- Enzon Pharma (NASDAQ: ENZN) 2.457 million shares
- Regeneron Pharma (NASDAQ: REGN) 2.508 million shares
- Telik Inc. (NASDAQ: TELK) 4.156 million shares
Jon C. Ogg
August 15, 2008
Enzon Pharmaceuticals, Inc. (NASDAQ: ENZN) is feeling some pressure from an activist investor today. DellaCamera Capital Management, LLC, a 5.9% beneficial stakeholder of Enzon common stock, noted that Enzon needs to show much more concrete and immediate action from the Company to increase value.
DellaCamera said it was please to see on May 7 that Enzon had announced a plan to spin-off its biotechnology business, but the group wants Enzon to take the next logical step by exploring all strategic alternatives for the remaining commercial operations (marketed products, royalties, and manufacturing businesses), including the sale of the commercial operations as a whole.
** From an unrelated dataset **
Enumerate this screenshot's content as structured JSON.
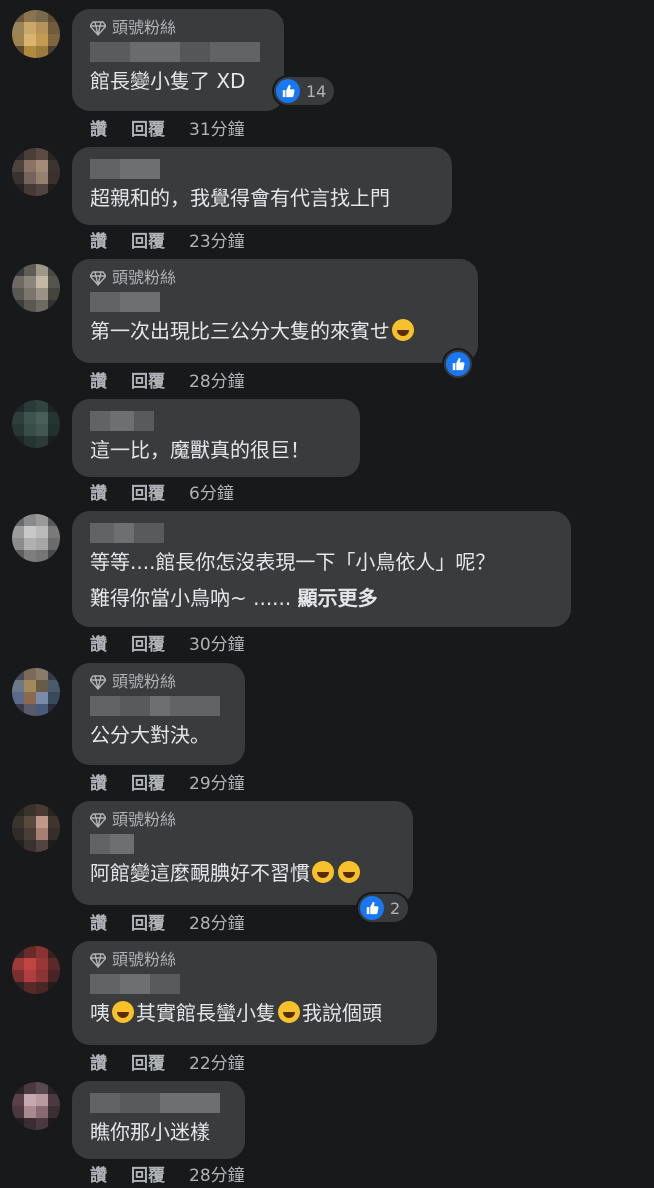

The group also wants Enzon to engage its adviser Goldman Sachs or another investment banking firm to assist in the full review and exploration of unlocking that value.
As far as the rest of the details it outlines, you can see the activist filing here. That will also show you the shares and call options that DellaCamera collectively owns.
Enzon’s market cap is nearly $400 million after a 2% gain to $8.93 today; and its 52-week trading range is $6.31 to $10.36.
On last look it had $258 million in liquid cash, equivalents, and long-term investments. It also had some $383 million in total liabilities.
Forcing companies under an activist pressure can work in many cases, but in stretched biotech companies it can be rather difficult to force the water back upstream.